But there’s one position—”W-sitting”—that has been the cause for alarm as of late. W-sitting refers to the seated position you’ll often see kids take with their knees turned inward and their feet flared out to next to their hips, as shown above. Generally, their bottom rests on the floor in between their legs.
The Problem With W-Sitting
Good Housekeeping recently promoted an article with the alarming title, “If Your Child Ever Sits In This Position, Stop Them Immediately.” In it, the author outlines how W-sitting can be detrimental to a child’s development later in life. Specifically:
According to the Pediatric Therapy Center, children who continue sitting in this position after their 2nd birthday may not properly develop the core strength and balance they need for certain motor skills, like jumping and running. It may also leave muscles tight in the legs, hips, and ankles, as well as possibly leading to a hip dislocation.
Not only that, but extensive use of this sitting position could leave your child “pigeon-toed,” meaning they walk with their toes turned in.
The Pediatric Therapy Center is an occupational therapy center based in Nebraska, and their concern seems to echo that of other occupational and physical therapists, as well as chiropractors. One chiropractor, Ryan Curda, DC, expanded on the cause for concern to SheKnows:
Curda says the position limits the need for a toddler to develop trunk stability while they focus on other things. That stability is necessary for developing balance and coordination, which is why the position can be linked to developmental delays.
“Unfortunately, this leads to further trunk instability and delays the development of proper balance, cross body movements, and even playing across the midline on table-top activities,” says Curda.
What The Doctors Have To Say
As important as the proper development of muscles and joints is, as the mother of a child who will often sit in the “W” shape, I was relieved to read that medical doctors generally don’t share the same sense of alarm.
Today interviewed Dr. Eduardo Novais, an orthopedic surgeon at Boston Children’s Hospital, and Dr. Jennifer Weiss, a pediatric orthopedic surgeon at Kaiser Permanente in Los Angeles. Their consensus? It’s not really that big of a deal.
Weiss told Today that, in her opinion, parents should “absolutely not” worry. “I have no problem with a child W-sitting,” she said. “They’re not going to change the shape of their legs. They’re not going to change their alignment by sitting like that. They’re just responding to their natural anatomy.”
Novais agreed, however he made the important distinction that while it’s “common for normal, healthy kids to sit in a W position,” doctors “also see W sitting in kids who have other disorders.”
When To Really Be Concerned
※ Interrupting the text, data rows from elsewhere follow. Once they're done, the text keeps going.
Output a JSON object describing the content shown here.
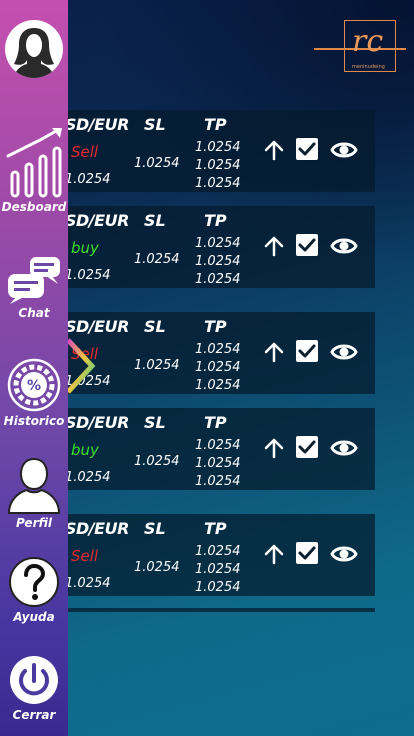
{
  "logo": {
    "mark": "rc",
    "tagline": "meninudeing"
  },
  "sidebar": {
    "items": [
      {
        "label": "Desboard",
        "icon": "bar-chart-trend-icon"
      },
      {
        "label": "Chat",
        "icon": "chat-bubbles-icon"
      },
      {
        "label": "Historico",
        "icon": "percent-gauge-icon"
      },
      {
        "label": "Perfil",
        "icon": "user-silhouette-icon"
      },
      {
        "label": "Ayuda",
        "icon": "question-circle-icon"
      },
      {
        "label": "Cerrar",
        "icon": "power-icon"
      }
    ]
  },
  "columns": {
    "pair": "SD/EUR",
    "sl": "SL",
    "tp": "TP"
  },
  "trades": [
    {
      "side": "Sell",
      "pair_value": "1.0254",
      "sl": "1.0254",
      "tp": [
        "1.0254",
        "1.0254",
        "1.0254"
      ]
    },
    {
      "side": "buy",
      "pair_value": "1.0254",
      "sl": "1.0254",
      "tp": [
        "1.0254",
        "1.0254",
        "1.0254"
      ]
    },
    {
      "side": "Sell",
      "pair_value": "1.0254",
      "sl": "1.0254",
      "tp": [
        "1.0254",
        "1.0254",
        "1.0254"
      ]
    },
    {
      "side": "buy",
      "pair_value": "1.0254",
      "sl": "1.0254",
      "tp": [
        "1.0254",
        "1.0254",
        "1.0254"
      ]
    },
    {
      "side": "Sell",
      "pair_value": "1.0254",
      "sl": "1.0254",
      "tp": [
        "1.0254",
        "1.0254",
        "1.0254"
      ]
    }
  ],
  "colors": {
    "sell": "#e8282e",
    "buy": "#34e024",
    "logo": "#e89a5a"
  }
}
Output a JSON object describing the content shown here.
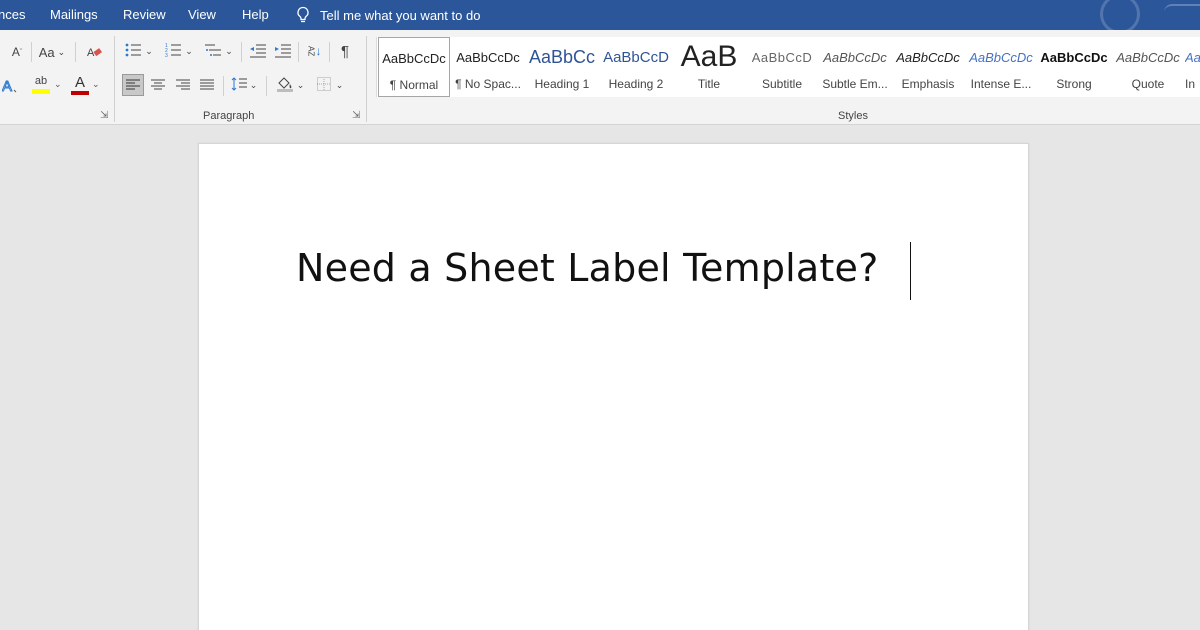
{
  "tabs": [
    {
      "label": "nces"
    },
    {
      "label": "Mailings"
    },
    {
      "label": "Review"
    },
    {
      "label": "View"
    },
    {
      "label": "Help"
    }
  ],
  "tell_me": {
    "text": "Tell me what you want to do",
    "icon": "lightbulb-icon"
  },
  "ribbon": {
    "font": {
      "change_case_label": "Aa",
      "highlight_label": "ab",
      "font_color_label": "A",
      "shrink_label": "A"
    },
    "paragraph": {
      "group_label": "Paragraph",
      "sort_label": "AZ",
      "pilcrow": "¶"
    },
    "styles": {
      "group_label": "Styles",
      "items": [
        {
          "preview": "AaBbCcDc",
          "name": "¶ Normal"
        },
        {
          "preview": "AaBbCcDc",
          "name": "¶ No Spac..."
        },
        {
          "preview": "AaBbCc",
          "name": "Heading 1"
        },
        {
          "preview": "AaBbCcD",
          "name": "Heading 2"
        },
        {
          "preview": "AaB",
          "name": "Title"
        },
        {
          "preview": "AaBbCcD",
          "name": "Subtitle"
        },
        {
          "preview": "AaBbCcDc",
          "name": "Subtle Em..."
        },
        {
          "preview": "AaBbCcDc",
          "name": "Emphasis"
        },
        {
          "preview": "AaBbCcDc",
          "name": "Intense E..."
        },
        {
          "preview": "AaBbCcDc",
          "name": "Strong"
        },
        {
          "preview": "AaBbCcDc",
          "name": "Quote"
        },
        {
          "preview": "Aa",
          "name": "In"
        }
      ]
    }
  },
  "colors": {
    "tabbar": "#2b579a",
    "highlight": "#ffff00",
    "font_color": "#c00000",
    "heading_blue": "#2f5496",
    "intense_blue": "#4472c4"
  },
  "document": {
    "text": "Need a Sheet Label Template?"
  }
}
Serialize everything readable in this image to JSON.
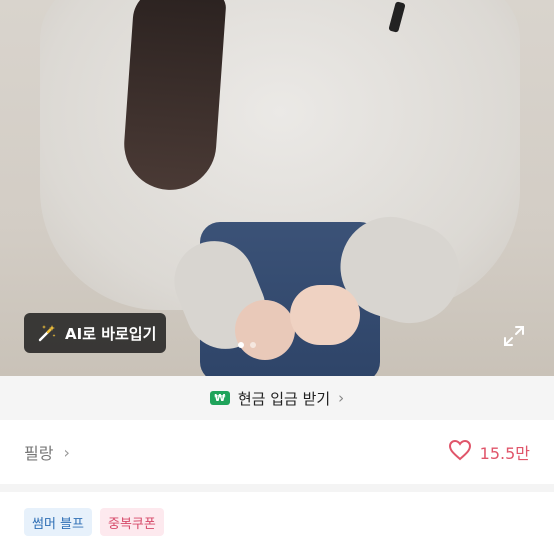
{
  "hero": {
    "ai_button_label": "AI로 바로입기",
    "image_count": 2,
    "active_index": 0
  },
  "cash_bar": {
    "badge": "₩",
    "text": "현금 입금 받기",
    "chevron": "›"
  },
  "shop": {
    "name": "필랑",
    "chevron": "›"
  },
  "like": {
    "count": "15.5만"
  },
  "tags": [
    {
      "label": "썸머 블프",
      "color": "#2f6fb5"
    },
    {
      "label": "중복쿠폰",
      "color": "#d64a6a"
    }
  ],
  "icons": {
    "ai": "magic-wand-icon",
    "expand": "expand-icon",
    "heart": "heart-outline-icon"
  }
}
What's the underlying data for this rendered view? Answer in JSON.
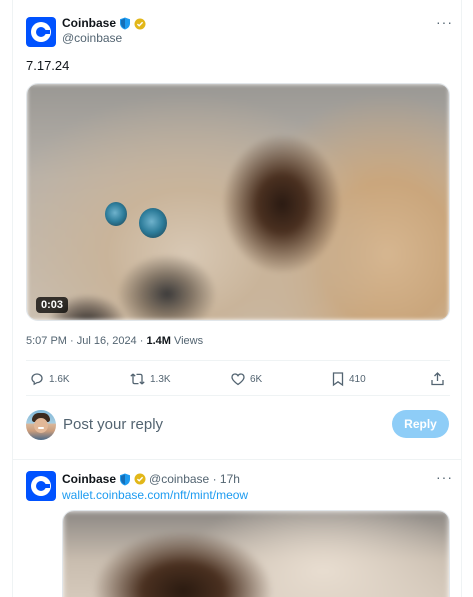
{
  "tweet": {
    "author_name": "Coinbase",
    "author_handle": "@coinbase",
    "text": "7.17.24",
    "video_duration": "0:03",
    "timestamp": "5:07 PM · Jul 16, 2024 · ",
    "views_count": "1.4M",
    "views_label": " Views",
    "more_icon": "more-icon"
  },
  "actions": {
    "replies": "1.6K",
    "reposts": "1.3K",
    "likes": "6K",
    "bookmarks": "410"
  },
  "reply_box": {
    "placeholder": "Post your reply",
    "button_label": "Reply"
  },
  "reply_tweet": {
    "author_name": "Coinbase",
    "handle_time": "@coinbase · 17h",
    "link_text": "wallet.coinbase.com/nft/mint/meow"
  },
  "colors": {
    "brand": "#0052ff",
    "link": "#1d9bf0",
    "reply_button": "#8ecdf7",
    "verified_gold": "#e2b719",
    "shield_blue": "#1d9bf0"
  }
}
Dr. Novais said cases where further attention is required include those where—in addition to W-sitting—”you see your child develop a limp, a weakness in the lower extremities, or a pigeon-toed gait.” Hip dysplasia would be one concern in this situation, as well as hypotonia (low muscle tone).
What To Do
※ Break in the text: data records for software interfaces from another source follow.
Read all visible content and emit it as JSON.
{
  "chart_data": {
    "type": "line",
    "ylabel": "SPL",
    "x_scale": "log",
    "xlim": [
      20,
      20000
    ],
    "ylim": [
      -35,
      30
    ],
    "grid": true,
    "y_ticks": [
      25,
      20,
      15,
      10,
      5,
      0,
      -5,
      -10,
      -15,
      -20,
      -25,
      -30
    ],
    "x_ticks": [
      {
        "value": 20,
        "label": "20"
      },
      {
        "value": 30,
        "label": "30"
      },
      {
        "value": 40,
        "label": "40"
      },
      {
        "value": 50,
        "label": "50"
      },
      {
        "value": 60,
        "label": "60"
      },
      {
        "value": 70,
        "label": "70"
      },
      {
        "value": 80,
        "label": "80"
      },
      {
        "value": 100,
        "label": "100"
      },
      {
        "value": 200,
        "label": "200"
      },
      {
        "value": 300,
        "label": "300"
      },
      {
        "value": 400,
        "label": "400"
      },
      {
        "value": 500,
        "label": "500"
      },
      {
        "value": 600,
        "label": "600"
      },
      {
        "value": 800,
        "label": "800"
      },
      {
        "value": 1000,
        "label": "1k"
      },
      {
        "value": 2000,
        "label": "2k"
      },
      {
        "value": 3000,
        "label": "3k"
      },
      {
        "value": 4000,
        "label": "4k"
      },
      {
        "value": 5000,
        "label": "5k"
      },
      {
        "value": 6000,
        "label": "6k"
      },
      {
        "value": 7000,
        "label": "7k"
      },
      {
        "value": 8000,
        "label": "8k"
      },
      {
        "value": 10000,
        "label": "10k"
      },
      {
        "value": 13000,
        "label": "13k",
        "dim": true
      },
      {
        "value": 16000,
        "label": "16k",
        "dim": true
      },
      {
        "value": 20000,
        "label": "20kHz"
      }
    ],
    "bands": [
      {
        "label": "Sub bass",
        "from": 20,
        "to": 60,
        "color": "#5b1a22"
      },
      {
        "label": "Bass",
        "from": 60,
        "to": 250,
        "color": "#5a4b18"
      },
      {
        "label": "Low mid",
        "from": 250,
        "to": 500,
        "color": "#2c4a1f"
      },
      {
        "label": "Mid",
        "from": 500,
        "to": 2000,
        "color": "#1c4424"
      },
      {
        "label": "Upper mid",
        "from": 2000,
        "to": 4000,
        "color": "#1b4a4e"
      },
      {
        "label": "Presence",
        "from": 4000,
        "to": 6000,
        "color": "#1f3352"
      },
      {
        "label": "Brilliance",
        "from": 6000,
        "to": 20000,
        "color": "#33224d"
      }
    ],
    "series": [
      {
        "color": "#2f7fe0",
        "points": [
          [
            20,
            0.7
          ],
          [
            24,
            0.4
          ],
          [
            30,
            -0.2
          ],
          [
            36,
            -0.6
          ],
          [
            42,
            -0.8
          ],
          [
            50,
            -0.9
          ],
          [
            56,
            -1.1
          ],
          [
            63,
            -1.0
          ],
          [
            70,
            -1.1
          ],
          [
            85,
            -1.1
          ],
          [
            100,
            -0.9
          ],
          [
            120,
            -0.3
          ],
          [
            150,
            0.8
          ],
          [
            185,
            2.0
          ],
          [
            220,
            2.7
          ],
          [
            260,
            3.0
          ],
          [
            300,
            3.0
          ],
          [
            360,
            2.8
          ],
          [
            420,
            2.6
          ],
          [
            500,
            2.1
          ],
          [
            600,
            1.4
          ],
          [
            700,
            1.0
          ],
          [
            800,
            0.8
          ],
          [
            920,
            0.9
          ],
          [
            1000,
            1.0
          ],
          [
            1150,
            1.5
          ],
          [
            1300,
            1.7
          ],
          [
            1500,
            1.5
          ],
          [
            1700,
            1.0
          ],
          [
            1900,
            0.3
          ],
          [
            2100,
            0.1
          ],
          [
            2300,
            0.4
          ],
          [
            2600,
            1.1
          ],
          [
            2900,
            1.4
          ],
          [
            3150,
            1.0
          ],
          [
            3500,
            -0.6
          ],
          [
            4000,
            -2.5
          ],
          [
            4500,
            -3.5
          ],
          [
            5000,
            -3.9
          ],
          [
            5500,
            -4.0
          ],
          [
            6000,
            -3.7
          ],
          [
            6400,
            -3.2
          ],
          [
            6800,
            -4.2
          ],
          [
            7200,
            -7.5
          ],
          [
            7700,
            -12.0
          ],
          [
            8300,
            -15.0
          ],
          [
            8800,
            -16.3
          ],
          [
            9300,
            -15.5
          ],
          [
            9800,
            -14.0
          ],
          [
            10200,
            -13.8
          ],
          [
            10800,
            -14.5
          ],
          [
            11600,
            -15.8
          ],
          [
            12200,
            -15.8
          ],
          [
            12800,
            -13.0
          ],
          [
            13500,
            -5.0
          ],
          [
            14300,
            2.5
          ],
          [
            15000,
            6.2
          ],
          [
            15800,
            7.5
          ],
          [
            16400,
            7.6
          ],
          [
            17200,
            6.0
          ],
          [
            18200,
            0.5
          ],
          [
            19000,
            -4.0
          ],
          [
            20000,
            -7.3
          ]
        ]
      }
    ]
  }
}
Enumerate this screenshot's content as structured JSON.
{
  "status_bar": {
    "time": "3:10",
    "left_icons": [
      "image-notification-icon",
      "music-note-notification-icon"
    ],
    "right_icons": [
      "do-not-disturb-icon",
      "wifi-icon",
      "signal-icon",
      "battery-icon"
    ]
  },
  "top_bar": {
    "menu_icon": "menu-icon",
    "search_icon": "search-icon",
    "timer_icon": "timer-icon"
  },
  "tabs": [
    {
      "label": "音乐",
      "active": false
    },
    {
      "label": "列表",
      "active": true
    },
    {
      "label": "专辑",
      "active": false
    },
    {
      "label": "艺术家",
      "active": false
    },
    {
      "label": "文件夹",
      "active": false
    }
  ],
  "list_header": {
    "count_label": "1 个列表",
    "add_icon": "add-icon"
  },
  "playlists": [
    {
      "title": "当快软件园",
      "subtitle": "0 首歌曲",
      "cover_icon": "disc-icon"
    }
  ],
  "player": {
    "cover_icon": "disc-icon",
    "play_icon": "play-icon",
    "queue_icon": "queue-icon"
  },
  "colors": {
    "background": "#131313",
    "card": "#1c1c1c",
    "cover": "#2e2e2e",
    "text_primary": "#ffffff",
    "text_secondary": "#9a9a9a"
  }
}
If you are concerned about your child’s W-sitting, be sure to broach the topic with your child’s pediatrician. While it’s common to see kids between the ages of 4 and 6 sitting in the W-position (Today reports that kids tend to stop sitting like this after age 8), there’s all sorts of research that supports the benefits tied to building a strong core. Among them? Less back pain and a lower risk of injury.
With that in mind, if you can help your child sit comfortably in a position other than W-sitting — with criss-crossed legs, for example, or legs together with feet out to the side — it could be something worth approaching.
If you do plan to correct your child’s W-sitting, the advice from one therapist rang most true with me and maybe it will for you as well:
“I have come across several articles recently that suggest that you tell your child NO or that you insist your child sit differently every time you find her sitting in the ‘W’ position,” Buffy Owens, GCFP, writes in this article on ConsciousMovements.com. “But I am here to say that the No-No approach deprives both you and your child of valuable learning.”
Instead, Owens suggests you engage your child in movement and poses that will help them strengthen the muscles that may be neglected when W-sitting. For example, encouraging children to climb or mimic the motions of animals can help develop body coordination. Check out the article for some of her recommendations on this front.
In other words, make it more about play and less about correction. Most importantly, find what works best for you and your child.